(Entries from a dataset of interfaces)
● ● ● ●

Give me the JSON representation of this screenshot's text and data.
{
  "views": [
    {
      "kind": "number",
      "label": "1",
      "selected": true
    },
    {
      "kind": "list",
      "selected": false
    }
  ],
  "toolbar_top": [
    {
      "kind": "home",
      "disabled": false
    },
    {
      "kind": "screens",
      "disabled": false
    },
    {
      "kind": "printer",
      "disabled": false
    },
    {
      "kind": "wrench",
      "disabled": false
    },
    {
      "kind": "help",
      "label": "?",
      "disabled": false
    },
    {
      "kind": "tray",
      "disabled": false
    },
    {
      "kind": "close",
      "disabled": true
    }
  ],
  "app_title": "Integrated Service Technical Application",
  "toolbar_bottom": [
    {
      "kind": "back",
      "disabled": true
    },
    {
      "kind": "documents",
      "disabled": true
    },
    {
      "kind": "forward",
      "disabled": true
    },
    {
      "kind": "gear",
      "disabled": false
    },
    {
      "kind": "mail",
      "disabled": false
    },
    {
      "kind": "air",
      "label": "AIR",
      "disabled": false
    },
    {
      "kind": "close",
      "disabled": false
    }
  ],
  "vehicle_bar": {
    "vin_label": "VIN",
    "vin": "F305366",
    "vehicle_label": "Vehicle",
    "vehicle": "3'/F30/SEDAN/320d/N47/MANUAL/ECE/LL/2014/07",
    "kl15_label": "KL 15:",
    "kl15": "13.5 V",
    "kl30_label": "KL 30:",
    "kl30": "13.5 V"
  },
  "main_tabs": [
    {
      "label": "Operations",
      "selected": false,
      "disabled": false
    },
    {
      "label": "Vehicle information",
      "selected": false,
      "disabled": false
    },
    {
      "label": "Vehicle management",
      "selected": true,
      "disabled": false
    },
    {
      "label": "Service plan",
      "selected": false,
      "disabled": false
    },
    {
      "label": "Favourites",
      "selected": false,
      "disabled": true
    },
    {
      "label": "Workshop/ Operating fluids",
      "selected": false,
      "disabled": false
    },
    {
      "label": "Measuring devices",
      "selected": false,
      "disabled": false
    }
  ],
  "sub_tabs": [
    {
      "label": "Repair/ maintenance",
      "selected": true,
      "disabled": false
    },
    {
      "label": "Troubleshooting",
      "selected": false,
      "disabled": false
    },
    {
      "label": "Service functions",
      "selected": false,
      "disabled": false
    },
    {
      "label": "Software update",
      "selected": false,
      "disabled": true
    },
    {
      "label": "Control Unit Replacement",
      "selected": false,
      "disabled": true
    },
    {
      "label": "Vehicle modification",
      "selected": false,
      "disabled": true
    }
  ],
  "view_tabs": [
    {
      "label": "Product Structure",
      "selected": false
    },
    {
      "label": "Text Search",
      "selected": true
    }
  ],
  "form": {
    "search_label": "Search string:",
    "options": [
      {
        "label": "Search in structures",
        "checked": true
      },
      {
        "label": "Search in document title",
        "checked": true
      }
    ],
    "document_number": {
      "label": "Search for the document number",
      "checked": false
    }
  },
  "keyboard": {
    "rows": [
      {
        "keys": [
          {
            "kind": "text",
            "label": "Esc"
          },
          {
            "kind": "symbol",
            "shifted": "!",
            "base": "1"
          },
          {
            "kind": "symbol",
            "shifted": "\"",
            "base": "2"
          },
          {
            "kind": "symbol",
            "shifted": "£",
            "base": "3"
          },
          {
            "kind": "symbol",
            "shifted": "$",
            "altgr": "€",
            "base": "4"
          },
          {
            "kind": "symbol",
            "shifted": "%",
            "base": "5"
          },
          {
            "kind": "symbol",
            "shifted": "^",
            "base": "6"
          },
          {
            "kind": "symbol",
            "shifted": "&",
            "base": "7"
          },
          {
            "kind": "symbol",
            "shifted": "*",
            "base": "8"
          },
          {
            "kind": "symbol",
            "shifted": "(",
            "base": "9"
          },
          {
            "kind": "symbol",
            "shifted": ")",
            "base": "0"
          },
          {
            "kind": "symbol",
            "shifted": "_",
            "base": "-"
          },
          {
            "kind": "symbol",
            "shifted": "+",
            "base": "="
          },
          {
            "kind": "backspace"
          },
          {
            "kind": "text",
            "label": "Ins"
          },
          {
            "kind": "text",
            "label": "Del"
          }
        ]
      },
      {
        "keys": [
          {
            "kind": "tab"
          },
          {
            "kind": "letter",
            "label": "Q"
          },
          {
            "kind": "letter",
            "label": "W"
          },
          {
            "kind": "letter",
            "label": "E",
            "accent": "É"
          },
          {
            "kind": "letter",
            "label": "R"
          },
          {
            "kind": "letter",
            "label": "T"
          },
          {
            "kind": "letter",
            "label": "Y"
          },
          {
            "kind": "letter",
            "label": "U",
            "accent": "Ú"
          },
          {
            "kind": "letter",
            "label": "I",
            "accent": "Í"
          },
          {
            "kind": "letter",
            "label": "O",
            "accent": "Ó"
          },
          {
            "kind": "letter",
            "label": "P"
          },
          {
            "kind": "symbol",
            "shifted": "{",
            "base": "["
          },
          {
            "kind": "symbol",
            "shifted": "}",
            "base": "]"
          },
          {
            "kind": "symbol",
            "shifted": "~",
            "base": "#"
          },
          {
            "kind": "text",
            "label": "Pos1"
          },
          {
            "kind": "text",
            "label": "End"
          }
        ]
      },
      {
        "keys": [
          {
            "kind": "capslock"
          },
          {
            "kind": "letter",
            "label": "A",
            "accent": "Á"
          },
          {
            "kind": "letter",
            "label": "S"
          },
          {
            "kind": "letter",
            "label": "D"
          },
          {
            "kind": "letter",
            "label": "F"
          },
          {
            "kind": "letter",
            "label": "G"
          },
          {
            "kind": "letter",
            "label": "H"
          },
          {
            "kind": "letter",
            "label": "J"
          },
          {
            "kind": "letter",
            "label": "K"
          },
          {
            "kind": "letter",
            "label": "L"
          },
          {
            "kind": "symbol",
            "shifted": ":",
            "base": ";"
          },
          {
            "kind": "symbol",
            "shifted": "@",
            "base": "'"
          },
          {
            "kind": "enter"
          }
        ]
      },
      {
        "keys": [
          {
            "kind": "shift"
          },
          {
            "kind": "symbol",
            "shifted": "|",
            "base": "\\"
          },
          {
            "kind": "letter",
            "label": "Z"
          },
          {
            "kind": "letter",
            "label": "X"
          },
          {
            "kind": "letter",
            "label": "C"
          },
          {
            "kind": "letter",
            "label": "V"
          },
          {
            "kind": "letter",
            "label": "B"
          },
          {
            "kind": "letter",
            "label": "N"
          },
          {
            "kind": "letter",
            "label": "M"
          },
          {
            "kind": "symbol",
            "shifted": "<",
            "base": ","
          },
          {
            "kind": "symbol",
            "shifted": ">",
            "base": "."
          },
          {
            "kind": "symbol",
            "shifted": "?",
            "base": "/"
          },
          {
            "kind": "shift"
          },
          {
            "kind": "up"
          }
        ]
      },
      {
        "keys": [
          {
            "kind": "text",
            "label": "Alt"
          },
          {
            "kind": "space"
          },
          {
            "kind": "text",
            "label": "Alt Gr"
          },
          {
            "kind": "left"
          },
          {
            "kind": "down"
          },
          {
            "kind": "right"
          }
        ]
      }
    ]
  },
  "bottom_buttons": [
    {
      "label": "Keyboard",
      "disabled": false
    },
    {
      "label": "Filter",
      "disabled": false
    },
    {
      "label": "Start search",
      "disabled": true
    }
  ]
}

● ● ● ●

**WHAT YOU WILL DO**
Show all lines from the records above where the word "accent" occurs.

**YOUR RESPONSE**
            "accent": "É"
            "accent": "Ú"
            "accent": "Í"
            "accent": "Ó"
            "accent": "Á"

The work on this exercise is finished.